*** Records supplied Section Begins ***
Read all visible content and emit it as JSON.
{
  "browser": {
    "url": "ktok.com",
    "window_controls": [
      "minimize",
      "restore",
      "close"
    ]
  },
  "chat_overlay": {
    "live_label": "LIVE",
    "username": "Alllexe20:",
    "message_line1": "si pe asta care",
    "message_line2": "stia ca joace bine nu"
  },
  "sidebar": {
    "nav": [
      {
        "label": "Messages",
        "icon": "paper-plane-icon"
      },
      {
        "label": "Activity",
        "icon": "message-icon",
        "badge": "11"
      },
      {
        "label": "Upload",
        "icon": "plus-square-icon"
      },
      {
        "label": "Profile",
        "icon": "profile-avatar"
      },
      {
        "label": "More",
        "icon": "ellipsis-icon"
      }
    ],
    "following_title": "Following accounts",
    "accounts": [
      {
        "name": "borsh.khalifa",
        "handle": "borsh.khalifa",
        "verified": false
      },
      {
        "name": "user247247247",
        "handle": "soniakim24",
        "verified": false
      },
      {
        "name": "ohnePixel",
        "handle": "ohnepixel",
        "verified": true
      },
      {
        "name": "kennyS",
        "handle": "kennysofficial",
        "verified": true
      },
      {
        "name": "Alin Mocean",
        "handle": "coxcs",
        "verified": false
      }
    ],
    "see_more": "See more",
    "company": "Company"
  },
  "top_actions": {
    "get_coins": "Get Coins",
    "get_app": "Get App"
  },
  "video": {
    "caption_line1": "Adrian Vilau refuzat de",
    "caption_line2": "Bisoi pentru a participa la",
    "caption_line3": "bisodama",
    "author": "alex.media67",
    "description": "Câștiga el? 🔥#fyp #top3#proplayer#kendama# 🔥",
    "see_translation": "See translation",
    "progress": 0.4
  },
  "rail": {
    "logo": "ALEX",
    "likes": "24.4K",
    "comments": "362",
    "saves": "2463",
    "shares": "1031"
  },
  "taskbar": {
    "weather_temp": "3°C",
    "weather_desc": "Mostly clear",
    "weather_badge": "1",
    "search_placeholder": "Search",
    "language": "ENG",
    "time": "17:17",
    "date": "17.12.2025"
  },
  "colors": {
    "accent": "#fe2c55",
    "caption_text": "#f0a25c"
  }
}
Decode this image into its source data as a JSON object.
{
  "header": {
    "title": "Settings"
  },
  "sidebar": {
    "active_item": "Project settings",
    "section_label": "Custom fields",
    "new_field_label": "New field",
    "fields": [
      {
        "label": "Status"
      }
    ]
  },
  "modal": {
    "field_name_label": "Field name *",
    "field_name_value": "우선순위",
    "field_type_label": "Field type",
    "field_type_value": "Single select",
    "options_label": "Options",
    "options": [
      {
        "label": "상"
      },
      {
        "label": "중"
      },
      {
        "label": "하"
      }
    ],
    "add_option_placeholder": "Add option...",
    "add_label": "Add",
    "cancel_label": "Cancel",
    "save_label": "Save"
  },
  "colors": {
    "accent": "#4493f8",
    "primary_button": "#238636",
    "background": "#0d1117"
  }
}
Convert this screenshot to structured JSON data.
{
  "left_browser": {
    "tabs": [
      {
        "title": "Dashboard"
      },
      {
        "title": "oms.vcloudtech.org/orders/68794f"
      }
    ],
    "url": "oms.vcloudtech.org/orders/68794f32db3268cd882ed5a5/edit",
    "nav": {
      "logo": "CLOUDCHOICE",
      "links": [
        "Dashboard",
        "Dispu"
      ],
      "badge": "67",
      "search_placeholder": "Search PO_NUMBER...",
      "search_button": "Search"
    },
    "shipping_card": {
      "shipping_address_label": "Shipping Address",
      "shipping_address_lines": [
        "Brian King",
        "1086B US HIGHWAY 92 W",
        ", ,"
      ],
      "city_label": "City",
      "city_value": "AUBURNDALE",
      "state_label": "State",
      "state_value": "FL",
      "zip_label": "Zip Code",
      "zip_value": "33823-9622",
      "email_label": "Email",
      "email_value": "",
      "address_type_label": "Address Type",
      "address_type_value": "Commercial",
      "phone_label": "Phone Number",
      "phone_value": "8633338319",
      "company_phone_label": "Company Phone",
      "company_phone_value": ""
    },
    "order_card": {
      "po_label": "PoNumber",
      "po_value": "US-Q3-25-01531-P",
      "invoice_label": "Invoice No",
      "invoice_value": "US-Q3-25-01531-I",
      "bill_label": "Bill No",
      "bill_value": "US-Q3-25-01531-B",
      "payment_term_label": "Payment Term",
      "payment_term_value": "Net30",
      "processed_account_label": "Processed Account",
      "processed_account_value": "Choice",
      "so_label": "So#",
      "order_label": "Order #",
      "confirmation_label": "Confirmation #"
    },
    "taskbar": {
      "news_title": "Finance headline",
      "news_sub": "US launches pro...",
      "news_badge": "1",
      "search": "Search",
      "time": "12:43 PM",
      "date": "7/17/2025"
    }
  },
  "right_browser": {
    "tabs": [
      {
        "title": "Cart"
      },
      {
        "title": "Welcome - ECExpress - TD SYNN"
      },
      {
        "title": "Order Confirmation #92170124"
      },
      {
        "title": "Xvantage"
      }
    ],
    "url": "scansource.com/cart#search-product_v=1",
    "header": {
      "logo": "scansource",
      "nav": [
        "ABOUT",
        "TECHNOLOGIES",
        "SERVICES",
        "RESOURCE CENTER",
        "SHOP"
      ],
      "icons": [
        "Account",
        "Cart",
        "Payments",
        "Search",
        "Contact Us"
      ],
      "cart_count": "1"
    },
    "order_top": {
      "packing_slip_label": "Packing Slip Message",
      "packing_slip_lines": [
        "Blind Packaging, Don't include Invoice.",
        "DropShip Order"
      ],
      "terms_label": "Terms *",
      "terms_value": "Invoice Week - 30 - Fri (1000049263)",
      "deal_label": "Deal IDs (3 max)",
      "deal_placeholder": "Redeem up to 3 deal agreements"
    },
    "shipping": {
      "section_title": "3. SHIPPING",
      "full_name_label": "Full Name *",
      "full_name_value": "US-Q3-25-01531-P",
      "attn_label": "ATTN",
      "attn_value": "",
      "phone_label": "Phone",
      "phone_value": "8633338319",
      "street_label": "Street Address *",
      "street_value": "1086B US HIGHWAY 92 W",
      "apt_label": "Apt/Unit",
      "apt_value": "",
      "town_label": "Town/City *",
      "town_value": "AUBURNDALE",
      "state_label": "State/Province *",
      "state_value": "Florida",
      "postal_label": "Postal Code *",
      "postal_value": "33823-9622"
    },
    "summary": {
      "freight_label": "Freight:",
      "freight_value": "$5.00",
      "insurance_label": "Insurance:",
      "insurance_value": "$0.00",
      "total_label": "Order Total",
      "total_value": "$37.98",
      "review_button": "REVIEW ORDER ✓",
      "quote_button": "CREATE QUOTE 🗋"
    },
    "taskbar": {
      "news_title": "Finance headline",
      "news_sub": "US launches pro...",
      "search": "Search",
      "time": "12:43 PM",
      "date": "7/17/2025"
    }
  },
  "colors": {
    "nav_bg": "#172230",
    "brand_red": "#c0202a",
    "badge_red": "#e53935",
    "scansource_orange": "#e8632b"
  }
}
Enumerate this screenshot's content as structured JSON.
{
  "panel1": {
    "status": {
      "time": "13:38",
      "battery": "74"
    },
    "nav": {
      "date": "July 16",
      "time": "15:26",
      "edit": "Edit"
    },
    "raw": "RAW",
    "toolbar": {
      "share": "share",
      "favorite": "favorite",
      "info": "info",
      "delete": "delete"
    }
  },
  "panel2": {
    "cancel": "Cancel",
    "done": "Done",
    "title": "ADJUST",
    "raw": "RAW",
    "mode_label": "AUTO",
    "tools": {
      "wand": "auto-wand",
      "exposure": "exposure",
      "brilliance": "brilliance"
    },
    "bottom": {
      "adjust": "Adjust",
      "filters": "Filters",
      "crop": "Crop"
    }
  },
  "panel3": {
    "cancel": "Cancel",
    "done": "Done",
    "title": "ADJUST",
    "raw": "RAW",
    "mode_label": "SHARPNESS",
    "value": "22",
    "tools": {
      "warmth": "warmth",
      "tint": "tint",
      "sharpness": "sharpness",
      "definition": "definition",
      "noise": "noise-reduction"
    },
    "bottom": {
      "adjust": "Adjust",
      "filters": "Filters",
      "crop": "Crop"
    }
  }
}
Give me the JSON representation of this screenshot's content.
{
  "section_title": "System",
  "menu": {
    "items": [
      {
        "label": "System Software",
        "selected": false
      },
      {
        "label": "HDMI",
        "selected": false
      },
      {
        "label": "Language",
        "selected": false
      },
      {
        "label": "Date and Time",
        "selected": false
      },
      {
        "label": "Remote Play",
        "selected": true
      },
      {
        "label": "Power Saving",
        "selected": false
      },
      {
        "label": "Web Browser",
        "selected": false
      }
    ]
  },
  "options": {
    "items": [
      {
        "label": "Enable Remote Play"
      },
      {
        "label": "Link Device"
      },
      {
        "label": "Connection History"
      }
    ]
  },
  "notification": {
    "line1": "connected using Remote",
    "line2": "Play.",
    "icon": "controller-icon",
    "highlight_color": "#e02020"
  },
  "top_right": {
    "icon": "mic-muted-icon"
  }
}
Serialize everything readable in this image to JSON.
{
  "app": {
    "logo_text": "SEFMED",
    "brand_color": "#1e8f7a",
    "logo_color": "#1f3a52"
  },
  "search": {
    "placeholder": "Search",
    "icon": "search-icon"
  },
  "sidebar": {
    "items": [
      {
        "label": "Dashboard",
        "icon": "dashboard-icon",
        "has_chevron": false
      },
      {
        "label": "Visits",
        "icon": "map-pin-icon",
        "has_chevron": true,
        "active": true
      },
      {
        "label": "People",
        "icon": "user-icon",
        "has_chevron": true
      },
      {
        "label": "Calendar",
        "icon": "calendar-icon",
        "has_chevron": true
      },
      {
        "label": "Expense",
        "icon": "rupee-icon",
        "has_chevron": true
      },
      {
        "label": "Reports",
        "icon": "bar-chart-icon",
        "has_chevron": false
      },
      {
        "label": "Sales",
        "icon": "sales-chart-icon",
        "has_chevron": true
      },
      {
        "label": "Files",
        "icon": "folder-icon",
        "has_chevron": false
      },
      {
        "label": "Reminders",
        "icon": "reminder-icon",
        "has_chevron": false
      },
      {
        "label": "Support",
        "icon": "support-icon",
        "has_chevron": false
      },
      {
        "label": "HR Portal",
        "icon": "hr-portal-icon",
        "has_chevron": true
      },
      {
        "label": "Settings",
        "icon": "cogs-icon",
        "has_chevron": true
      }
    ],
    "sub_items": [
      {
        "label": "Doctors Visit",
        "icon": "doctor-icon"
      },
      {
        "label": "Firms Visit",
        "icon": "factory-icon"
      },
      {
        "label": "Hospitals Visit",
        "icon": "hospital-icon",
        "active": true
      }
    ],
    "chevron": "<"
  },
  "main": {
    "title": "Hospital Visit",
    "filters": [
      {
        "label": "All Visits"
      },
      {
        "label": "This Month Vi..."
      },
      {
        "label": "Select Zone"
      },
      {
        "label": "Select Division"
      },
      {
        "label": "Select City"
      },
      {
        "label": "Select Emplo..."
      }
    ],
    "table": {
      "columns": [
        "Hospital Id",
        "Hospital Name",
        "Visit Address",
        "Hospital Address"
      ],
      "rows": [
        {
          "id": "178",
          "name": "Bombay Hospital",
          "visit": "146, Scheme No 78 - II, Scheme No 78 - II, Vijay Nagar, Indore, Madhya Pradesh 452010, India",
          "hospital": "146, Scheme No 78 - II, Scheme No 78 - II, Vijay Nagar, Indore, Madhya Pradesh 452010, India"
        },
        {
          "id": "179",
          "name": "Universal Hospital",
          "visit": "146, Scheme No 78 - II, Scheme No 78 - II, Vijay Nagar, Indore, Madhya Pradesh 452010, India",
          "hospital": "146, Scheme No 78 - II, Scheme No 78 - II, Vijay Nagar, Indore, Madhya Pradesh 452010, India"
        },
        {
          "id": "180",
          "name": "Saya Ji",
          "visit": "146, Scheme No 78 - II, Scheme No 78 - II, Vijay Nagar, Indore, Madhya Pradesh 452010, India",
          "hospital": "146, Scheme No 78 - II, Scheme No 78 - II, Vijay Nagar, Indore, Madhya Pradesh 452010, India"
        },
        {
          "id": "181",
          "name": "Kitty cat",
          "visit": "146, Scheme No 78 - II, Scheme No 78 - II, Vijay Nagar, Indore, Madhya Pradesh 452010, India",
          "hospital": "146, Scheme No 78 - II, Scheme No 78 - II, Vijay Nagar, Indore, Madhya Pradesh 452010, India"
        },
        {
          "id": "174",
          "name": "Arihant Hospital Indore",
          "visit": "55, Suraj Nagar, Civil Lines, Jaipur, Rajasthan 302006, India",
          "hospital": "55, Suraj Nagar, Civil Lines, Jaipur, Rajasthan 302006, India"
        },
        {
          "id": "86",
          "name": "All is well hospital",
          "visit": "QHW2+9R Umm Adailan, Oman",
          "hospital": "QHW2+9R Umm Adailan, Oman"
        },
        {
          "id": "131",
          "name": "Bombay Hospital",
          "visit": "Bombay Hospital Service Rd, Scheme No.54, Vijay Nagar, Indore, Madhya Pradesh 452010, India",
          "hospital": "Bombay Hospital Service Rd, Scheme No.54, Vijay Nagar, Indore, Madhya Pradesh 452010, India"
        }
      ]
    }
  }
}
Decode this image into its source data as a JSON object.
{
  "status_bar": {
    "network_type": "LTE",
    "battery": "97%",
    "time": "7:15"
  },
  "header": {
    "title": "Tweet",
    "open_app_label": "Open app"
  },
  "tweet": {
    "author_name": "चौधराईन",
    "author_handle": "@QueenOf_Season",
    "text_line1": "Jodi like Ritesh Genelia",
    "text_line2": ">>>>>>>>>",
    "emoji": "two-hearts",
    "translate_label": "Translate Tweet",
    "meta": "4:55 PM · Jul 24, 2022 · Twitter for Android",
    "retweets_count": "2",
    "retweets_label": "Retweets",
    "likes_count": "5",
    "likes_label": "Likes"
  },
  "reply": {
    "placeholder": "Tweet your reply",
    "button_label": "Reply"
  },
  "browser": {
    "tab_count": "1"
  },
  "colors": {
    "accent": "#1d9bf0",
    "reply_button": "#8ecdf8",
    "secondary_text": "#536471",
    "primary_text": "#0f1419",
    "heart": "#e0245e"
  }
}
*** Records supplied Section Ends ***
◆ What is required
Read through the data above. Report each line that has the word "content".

◆ Reply
Read all visible content and emit it as JSON.
Enumerate this screenshot's content as structured JSON.
Give me the JSON representation of this screenshot's content.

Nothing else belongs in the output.